Going on holiday

Holidays abroad

Many people with a lung condition think they cannot travel abroad, but this is not true.

As in the UK, packages differ, so shop around. Always check with your doctor or health care professional to make sure you are well enough to travel before deciding where to go, and always check and plan your arrangements in advance.

How do I get there?

Ferries

Many ferry companies have lifts, toilets and other facilities accessible to people with disabilities. They can also give priority loading and special parking spaces to vehicles with disabled passengers.

Trains

Eurostar trains have been designed to cater for passengers with special requirements. Some coaches have wheelchair access and allow oxygen containers on board. If you are travelling further afield in Europe, contact the relevant European train company for its policy on travelling with oxygen.

Car
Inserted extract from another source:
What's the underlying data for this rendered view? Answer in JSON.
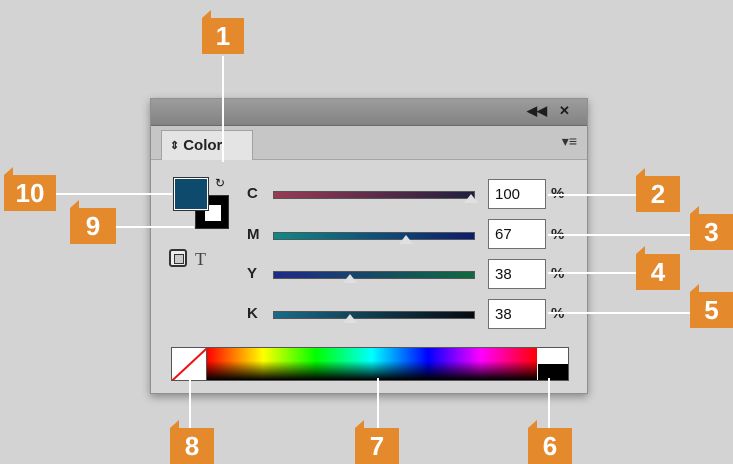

Check whether your insurance company requires a green card – a document that makes it easier for vehicles to move freely across foreign borders.
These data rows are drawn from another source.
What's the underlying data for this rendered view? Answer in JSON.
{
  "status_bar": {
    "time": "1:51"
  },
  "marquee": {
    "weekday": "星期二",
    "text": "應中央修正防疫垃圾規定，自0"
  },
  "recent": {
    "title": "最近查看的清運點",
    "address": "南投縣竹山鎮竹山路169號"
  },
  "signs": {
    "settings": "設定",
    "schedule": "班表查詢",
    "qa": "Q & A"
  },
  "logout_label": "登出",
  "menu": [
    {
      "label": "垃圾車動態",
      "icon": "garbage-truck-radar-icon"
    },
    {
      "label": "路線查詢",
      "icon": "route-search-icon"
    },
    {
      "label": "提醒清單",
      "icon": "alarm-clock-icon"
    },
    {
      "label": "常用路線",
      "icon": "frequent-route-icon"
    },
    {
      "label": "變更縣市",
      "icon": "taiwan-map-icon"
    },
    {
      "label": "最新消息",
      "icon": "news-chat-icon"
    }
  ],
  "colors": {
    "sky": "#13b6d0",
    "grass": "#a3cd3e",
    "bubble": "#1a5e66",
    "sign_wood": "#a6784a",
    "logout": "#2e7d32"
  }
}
In the UK, Blue Badges allow drivers of passengers with severe mobility problems to park close to where they need to go. Blue Badges are recognised across the European Union, so you can take advantage of parking concessions each country provides. Find out more on the GOV.UK website
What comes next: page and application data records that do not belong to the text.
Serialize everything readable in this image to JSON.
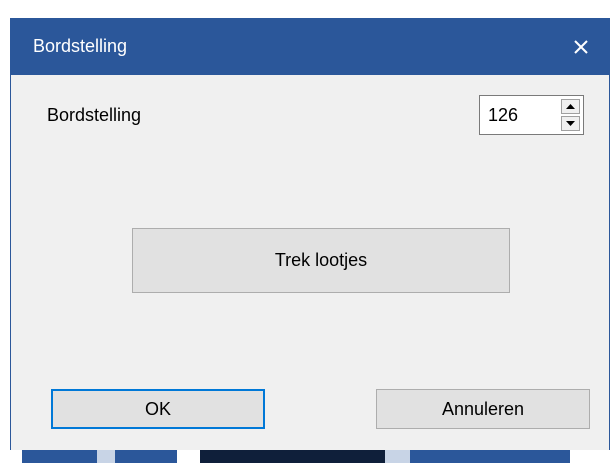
{
  "dialog": {
    "title": "Bordstelling",
    "close_glyph": "✕",
    "close_icon": "close-icon"
  },
  "field": {
    "label": "Bordstelling",
    "value": "126",
    "spin_up_icon": "arrow-up-icon",
    "spin_down_icon": "arrow-down-icon"
  },
  "buttons": {
    "draw": "Trek lootjes",
    "ok": "OK",
    "cancel": "Annuleren"
  },
  "colors": {
    "titlebar": "#2b579a",
    "dialog_bg": "#f0f0f0",
    "button_bg": "#e1e1e1",
    "focus_border": "#0078d7"
  }
}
Margaret’s advice:

Margaret enjoys cruising around the world. Over the years, she’s seen the Canaries, the West Indies and the Mediterranean from the deck of a cruise ship. Margaret has COPD and uses ambulatory oxygen. Taking her mobility scooter helps her explore places like Venice, Dubrovnik and Agadir.

Early in 2014, Margaret was diagnosed with lung cancer. After radiotherapy treatment, she was cleared to travel by her chest consultant and oncologist, and a note was made in her records.

“Don’t give up. Get on the phone and talk!”

When she booked a cruise to Norway and Iceland, she called the insurer recommended by the cruise company. She was turned down. But Margaret persisted, and the company asked a different broker: "They then quoted me £2,797.27. I love the 27p! After hoots of laughter I approached an insurer recommended by my oncologist. They gave me cover for a fraction of that price."

The insurance covered Margaret and her husband. It made provision for him to stay with her if she became ill and needed to go to hospital anywhere during her holiday.

Margaret recommends that you persist and ask to speak to a manager about your personal circumstances when finding insurance. She’s used to being turned down initially, but always gets a good deal in the end.

Flying with a lung condition

Your lung condition does not necessarily prevent you from flying. Discuss your travel plans involving flying with your doctor. Most people with a lung condition, even if they use oxygen, can travel on planes.

If you use oxygen therapy, you should ask your doctor if you might need additional oxygen on the plane. You may need to have a fitness to fly test to assess your oxygen need at altitude before you fly.

Once your doctor has given you the go-ahead, contact individual airlines to discuss your requirements and find out their policy about carrying and using oxygen on planes.

The European Lung Foundation provides information about the oxygen policies of over 100 airlines.

If you are planning a long-haul flight and use a continuous positive airway pressure (CPAP) machine to treat the sleep disorder obstructive sleep apnoea (OSA), you should consider whether you might need to use your machine during the flight. Some airlines have restrictions on what machines are permitted for use on board. Others may require you to fill in a form before you travel.

Many airlines have a medical officer or dedicated unit for disabled passengers or those with special medical requirements. Contact the airline before you book to discuss your needs.

When you contact the airline, find out what assistance is available at the airport as well as on the plane. Important things to know include:

  • the airline’s policy on carrying and using oxygen and medical devices such as CPAP machines
     
  • if the flight is code-sharing. This is when a flight has one airline’s code and flight number, but is operated by another one. You will need to check with each airline involved about their own oxygen policy
     
  • the exact length of the flight, and whether delays are likely
     
  • how you confirm your fitness to fly
     
  • the facilities available at the outgoing and incoming airports. These might include assistance to get you from the airport lounge to the departure gate and on to the plane; the use of wheelchairs, and whether oxygen is available at the airport

You can find out about facilities at UK airports on the Airport Guides website.

Information about facilities at airports outside the UK can be found on the A-Z World Airports website.

“The airline was brilliant when we went to Tenerife last month. I was allowed to ride my scooter all the way to the plane. Then they loaded it on and when we arrived they got it out of the hold for me to ride through the airport.” A member of our web community

Next: Practical issues when going on holiday >

Download our holidays PDF (399KB)

Last medically reviewed: March 2015. Due for review: March 2018

This information uses the best available medical evidence and was produced with the support of people living with lung conditions. Find out how we produce our information. If you’d like to see our references get in touch.